I know, I know, you're starting to feel a little down just reading these reviews, aren't you? Well, hang in, we're getting through the week.
Barbara Garson's Down the Up Escalator: How the 99 Percent Live in the Great Recession was a book I saw on many "forthcoming books" nonfiction lists earlier this spring, and the title intrigued me enough so that I put a hold on it at the library. Then I heard the author speak on public radio, and while I didn't hear the entire program, I liked her point that we are thinking of our current financial situation in America all wrong--most peole date our financial "crisis" to 2008, while Garson posits that things have really not been that great (particularly for working stiffs) for a lot longer than that, back even to the late 1970s. The book is divided into three segments representing our financial lives: Our Jobs, Our Homes, and Our Savings.

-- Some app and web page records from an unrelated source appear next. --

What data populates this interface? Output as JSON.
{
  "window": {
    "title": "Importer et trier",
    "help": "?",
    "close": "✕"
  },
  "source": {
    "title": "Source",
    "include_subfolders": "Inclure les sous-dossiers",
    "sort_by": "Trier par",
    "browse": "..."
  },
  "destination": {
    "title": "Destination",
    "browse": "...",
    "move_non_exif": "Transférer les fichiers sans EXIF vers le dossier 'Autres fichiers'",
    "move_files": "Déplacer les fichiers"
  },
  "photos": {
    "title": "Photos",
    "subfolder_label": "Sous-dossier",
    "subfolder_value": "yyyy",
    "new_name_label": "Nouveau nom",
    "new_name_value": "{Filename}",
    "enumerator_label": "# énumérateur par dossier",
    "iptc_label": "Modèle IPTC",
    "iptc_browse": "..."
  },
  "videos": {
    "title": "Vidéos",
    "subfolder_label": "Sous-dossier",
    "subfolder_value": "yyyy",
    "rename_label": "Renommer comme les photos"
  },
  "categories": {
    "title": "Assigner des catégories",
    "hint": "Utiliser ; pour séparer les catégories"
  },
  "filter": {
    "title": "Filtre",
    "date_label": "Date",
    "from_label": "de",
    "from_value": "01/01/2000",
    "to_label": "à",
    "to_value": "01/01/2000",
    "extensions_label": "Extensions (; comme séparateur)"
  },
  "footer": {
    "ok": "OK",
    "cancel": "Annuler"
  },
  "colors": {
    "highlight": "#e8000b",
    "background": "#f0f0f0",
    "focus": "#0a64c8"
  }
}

And of course nothing here is that big a surprise either (at least, not if you're a downer book addict like me):
--"By the fall of 2010 there were fourteen million officially unemployed Americans--40 percent of them classified as the long-term unemployed. An additional ten million were working part-time but said they wanted full-time jobs. Fifteen million more had dropped out of the labor force since this recession began." (p. 46.)

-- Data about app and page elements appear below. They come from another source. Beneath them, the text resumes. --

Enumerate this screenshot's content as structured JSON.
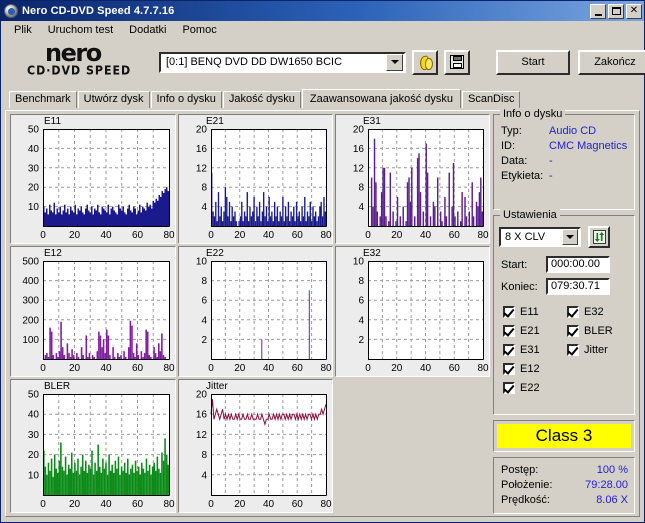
{
  "window": {
    "title": "Nero CD-DVD Speed 4.7.7.16",
    "icon": "nero-disc-icon",
    "minimize_label": "_",
    "maximize_label": "□",
    "close_label": "✕"
  },
  "menu": {
    "items": [
      {
        "label": "Plik"
      },
      {
        "label": "Uruchom test"
      },
      {
        "label": "Dodatki"
      },
      {
        "label": "Pomoc"
      }
    ]
  },
  "logo": {
    "line1": "nero",
    "line2": "CD·DVD SPEED"
  },
  "toolbar": {
    "drive_value": "[0:1]   BENQ DVD DD DW1650 BCIC",
    "burn_icon": "flame-icon",
    "save_icon": "floppy-disk-icon",
    "start_label": "Start",
    "quit_label": "Zakończ"
  },
  "tabs": [
    {
      "label": "Benchmark",
      "active": false
    },
    {
      "label": "Utwórz dysk",
      "active": false
    },
    {
      "label": "Info o dysku",
      "active": false
    },
    {
      "label": "Jakość dysku",
      "active": false
    },
    {
      "label": "Zaawansowana jakość dysku",
      "active": true
    },
    {
      "label": "ScanDisc",
      "active": false
    }
  ],
  "disc_info": {
    "title": "Info o dysku",
    "rows": [
      {
        "key": "Typ:",
        "value": "Audio CD"
      },
      {
        "key": "ID:",
        "value": "CMC Magnetics"
      },
      {
        "key": "Data:",
        "value": "-"
      },
      {
        "key": "Etykieta:",
        "value": "-"
      }
    ]
  },
  "settings": {
    "title": "Ustawienia",
    "speed_value": "8 X CLV",
    "refresh_icon": "refresh-arrows-icon",
    "start_label": "Start:",
    "start_value": "000:00.00",
    "end_label": "Koniec:",
    "end_value": "079:30.71",
    "checkboxes_left": [
      {
        "label": "E11",
        "checked": true
      },
      {
        "label": "E21",
        "checked": true
      },
      {
        "label": "E31",
        "checked": true
      },
      {
        "label": "E12",
        "checked": true
      },
      {
        "label": "E22",
        "checked": true
      }
    ],
    "checkboxes_right": [
      {
        "label": "E32",
        "checked": true
      },
      {
        "label": "BLER",
        "checked": true
      },
      {
        "label": "Jitter",
        "checked": true
      }
    ]
  },
  "class_badge": {
    "label": "Class 3",
    "color": "#ffff00"
  },
  "status": {
    "rows": [
      {
        "key": "Postęp:",
        "value": "100 %"
      },
      {
        "key": "Położenie:",
        "value": "79:28.00"
      },
      {
        "key": "Prędkość:",
        "value": "8.06 X"
      }
    ]
  },
  "colors": {
    "navy": "#1a1a8c",
    "purple": "#7d1f9e",
    "green": "#0a8a16",
    "maroon": "#8c1040",
    "title_gradient_start": "#0a246a",
    "accent_text": "#2222cc"
  },
  "chart_data": [
    {
      "type": "area",
      "title": "E11",
      "xlabel": "",
      "ylabel": "",
      "xlim": [
        0,
        80
      ],
      "ylim": [
        0,
        50
      ],
      "xticks": [
        0,
        20,
        40,
        60,
        80
      ],
      "yticks": [
        10,
        20,
        30,
        40,
        50
      ],
      "grid": true,
      "color": "#1a1a8c",
      "note": "Dense noisy band averaging ~8-10, rising to ~18-20 near the end of the disc",
      "values": [
        10,
        7,
        9,
        6,
        11,
        8,
        7,
        12,
        6,
        9,
        7,
        10,
        6,
        8,
        11,
        7,
        9,
        6,
        10,
        8,
        7,
        11,
        6,
        9,
        8,
        10,
        7,
        6,
        9,
        11,
        8,
        7,
        10,
        6,
        9,
        8,
        11,
        7,
        6,
        10,
        9,
        8,
        7,
        11,
        6,
        9,
        10,
        8,
        7,
        6,
        11,
        9,
        8,
        10,
        7,
        6,
        9,
        11,
        8,
        7,
        10,
        9,
        6,
        8,
        11,
        7,
        10,
        9,
        8,
        12,
        10,
        11,
        9,
        13,
        12,
        14,
        13,
        16,
        15,
        18,
        17,
        19,
        20,
        18
      ]
    },
    {
      "type": "area",
      "title": "E21",
      "xlabel": "",
      "ylabel": "",
      "xlim": [
        0,
        80
      ],
      "ylim": [
        0,
        20
      ],
      "xticks": [
        0,
        20,
        40,
        60,
        80
      ],
      "yticks": [
        4,
        8,
        12,
        16,
        20
      ],
      "grid": true,
      "color": "#1a1a8c",
      "note": "Spiky values mostly 1-5 with occasional peaks to 8-11",
      "values": [
        11,
        3,
        2,
        5,
        1,
        7,
        2,
        4,
        1,
        3,
        8,
        6,
        2,
        5,
        1,
        4,
        2,
        3,
        1,
        0,
        1,
        2,
        5,
        1,
        3,
        2,
        7,
        1,
        4,
        2,
        3,
        6,
        1,
        4,
        2,
        5,
        1,
        3,
        7,
        2,
        4,
        1,
        6,
        2,
        3,
        1,
        5,
        2,
        4,
        1,
        3,
        2,
        6,
        1,
        4,
        2,
        5,
        1,
        3,
        2,
        4,
        1,
        5,
        2,
        3,
        1,
        4,
        2,
        6,
        1,
        3,
        2,
        5,
        1,
        4,
        2,
        3,
        1,
        2,
        4,
        5,
        2,
        6,
        3
      ]
    },
    {
      "type": "bar",
      "title": "E31",
      "xlabel": "",
      "ylabel": "",
      "xlim": [
        0,
        80
      ],
      "ylim": [
        0,
        20
      ],
      "xticks": [
        0,
        20,
        40,
        60,
        80
      ],
      "yticks": [
        4,
        8,
        12,
        16,
        20
      ],
      "grid": true,
      "color": "#5a1f8c",
      "note": "Sparse tall spikes reaching up to 18",
      "values": [
        0,
        0,
        10,
        4,
        18,
        9,
        3,
        0,
        2,
        7,
        12,
        12,
        2,
        0,
        1,
        11,
        0,
        3,
        0,
        1,
        6,
        0,
        2,
        0,
        4,
        0,
        1,
        9,
        10,
        5,
        12,
        0,
        2,
        0,
        14,
        15,
        7,
        0,
        3,
        0,
        17,
        11,
        0,
        2,
        0,
        5,
        4,
        0,
        10,
        0,
        3,
        1,
        0,
        6,
        2,
        0,
        11,
        0,
        4,
        13,
        2,
        0,
        3,
        0,
        1,
        7,
        0,
        6,
        2,
        0,
        3,
        0,
        9,
        2,
        0,
        5,
        4,
        7,
        10,
        3
      ]
    },
    {
      "type": "bar",
      "title": "E12",
      "xlabel": "",
      "ylabel": "",
      "xlim": [
        0,
        80
      ],
      "ylim": [
        0,
        500
      ],
      "xticks": [
        0,
        20,
        40,
        60,
        80
      ],
      "yticks": [
        100,
        200,
        300,
        400,
        500
      ],
      "grid": true,
      "color": "#7d1f9e",
      "note": "Sparse spikes mostly under 200",
      "values": [
        0,
        20,
        30,
        10,
        160,
        140,
        20,
        0,
        30,
        10,
        40,
        190,
        60,
        20,
        0,
        80,
        30,
        10,
        50,
        20,
        0,
        30,
        10,
        0,
        60,
        20,
        0,
        120,
        10,
        30,
        0,
        20,
        10,
        0,
        40,
        140,
        120,
        60,
        100,
        30,
        150,
        120,
        20,
        0,
        60,
        10,
        0,
        30,
        10,
        20,
        0,
        40,
        10,
        0,
        60,
        195,
        170,
        30,
        10,
        80,
        20,
        0,
        40,
        10,
        30,
        150,
        140,
        20,
        10,
        0,
        60,
        30,
        10,
        80,
        40,
        130,
        20,
        10,
        0,
        0
      ]
    },
    {
      "type": "bar",
      "title": "E22",
      "xlabel": "",
      "ylabel": "",
      "xlim": [
        0,
        80
      ],
      "ylim": [
        0,
        10
      ],
      "xticks": [
        0,
        20,
        40,
        60,
        80
      ],
      "yticks": [
        2,
        4,
        6,
        8,
        10
      ],
      "grid": true,
      "color": "#7d1f9e",
      "note": "Only two events: ~2 near x=35 and ~7 near x=68",
      "points": [
        {
          "x": 35,
          "y": 2
        },
        {
          "x": 68,
          "y": 7
        }
      ]
    },
    {
      "type": "bar",
      "title": "E32",
      "xlabel": "",
      "ylabel": "",
      "xlim": [
        0,
        80
      ],
      "ylim": [
        0,
        10
      ],
      "xticks": [
        0,
        20,
        40,
        60,
        80
      ],
      "yticks": [
        2,
        4,
        6,
        8,
        10
      ],
      "grid": true,
      "color": "#7d1f9e",
      "note": "No data points — empty plot",
      "points": []
    },
    {
      "type": "area",
      "title": "BLER",
      "xlabel": "",
      "ylabel": "",
      "xlim": [
        0,
        80
      ],
      "ylim": [
        0,
        50
      ],
      "xticks": [
        0,
        20,
        40,
        60,
        80
      ],
      "yticks": [
        10,
        20,
        30,
        40,
        50
      ],
      "grid": true,
      "color": "#0a8a16",
      "note": "Dense green band averaging ~12-15 with spikes to ~26-28",
      "values": [
        22,
        14,
        10,
        16,
        12,
        18,
        9,
        20,
        13,
        11,
        17,
        26,
        14,
        12,
        19,
        10,
        15,
        13,
        21,
        11,
        16,
        12,
        18,
        10,
        14,
        20,
        12,
        17,
        11,
        15,
        13,
        22,
        10,
        16,
        12,
        25,
        14,
        11,
        18,
        13,
        16,
        10,
        20,
        12,
        15,
        11,
        17,
        13,
        19,
        10,
        14,
        12,
        16,
        11,
        18,
        10,
        13,
        15,
        11,
        17,
        12,
        14,
        10,
        16,
        13,
        11,
        18,
        12,
        15,
        10,
        14,
        16,
        12,
        19,
        13,
        11,
        21,
        17,
        28,
        20,
        15
      ]
    },
    {
      "type": "line",
      "title": "Jitter",
      "xlabel": "",
      "ylabel": "",
      "xlim": [
        0,
        80
      ],
      "ylim": [
        0,
        20
      ],
      "xticks": [
        0,
        20,
        40,
        60,
        80
      ],
      "yticks": [
        4,
        8,
        12,
        16,
        20
      ],
      "grid": true,
      "color": "#8c1040",
      "note": "Noisy trace hovering near 15-16 across the whole disc",
      "values": [
        16,
        19,
        15,
        16,
        17,
        16,
        15,
        16,
        17,
        15,
        16,
        15,
        16,
        15,
        16,
        15,
        15,
        16,
        15,
        16,
        15,
        15,
        16,
        15,
        15,
        16,
        15,
        15,
        16,
        15,
        15,
        15,
        16,
        15,
        15,
        16,
        15,
        14,
        15,
        15,
        16,
        15,
        15,
        16,
        15,
        16,
        15,
        16,
        15,
        16,
        16,
        15,
        16,
        15,
        16,
        15,
        16,
        16,
        15,
        16,
        15,
        16,
        15,
        16,
        15,
        16,
        15,
        16,
        16,
        15,
        16,
        15,
        16,
        15,
        16,
        16,
        17,
        16,
        17,
        18
      ]
    }
  ]
}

--"California was the Wild West of mortgage innovation. Nine out of the top ten subprime lenders were based in California before the crash, and so were most of the top ten mortgage banks that failed. California has 12 percent of the U.S. population, but between 2005 and 2007 more than 56 percent of America's subprime mortgages originated in California..." (p. 149.)
But this is a book that's more about personal stories and analysis than a recitation of numbers. Consider this exchange between Garson and one of her interview subjects:
--"'What am I looking at here in Evansville?' I asked the lean fifty-year-old [Charles Whobrey, president of the local Teamster union] as he led us into his cubbyhole of an office. 'How could a town have gotten this depressed since Lehman Brothers collapsed?'
''You're not looking at the effects of just this recession,' he asserted. 'So many people here survive paycheck to paycheck, obviously living beyond their means, that when something like this hits...well, let me go back.
'I started working for the union in 1981...I started in March, and not a month later President Reagan fired the air traffic controllers. Permanently fired the strikers. That doesn't happen much in American history. Killing PATCO [the air traffic controllers' union] sent the signal to business--as it was supposed to--that it was okay to get rid of the unions. 'Uh-oh,' I said, 'I have the knack for gettin' involved right when the wheel's going into the mud.'"
And with unions went wages..." (p. 82.)
It's kind of a strange read. Garson does not, for the most part, provide really shocking details of homelessness or utter destitution. What she DOES provide is a rather unnerving portrait of an increasingly large group of people finding it a bit tougher, every single day, to keep and find jobs, to keep making their house payments, to stay out of debt after experiencing a health setback, to have anything for retirement; in other words, pretty much everyone's growing daily monetary struggles.
I have read other similar books that I liked somewhat better: Richard Longworth's Caught in the Middle: America's Heartland in the Age of Globalism, for instance, or even Louis Uchitelle's The Disposable American: Layoffs and Their Consequences, which was published before 2008 and was therefore all the more prescient. But I did enjoy Garson's viewpoint, and I'd never heard of her before, so now I may look into some of her earlier books (including Electronic Sweatshop and All the Livelong Day: The Meaning and Demeaning of Routine Work).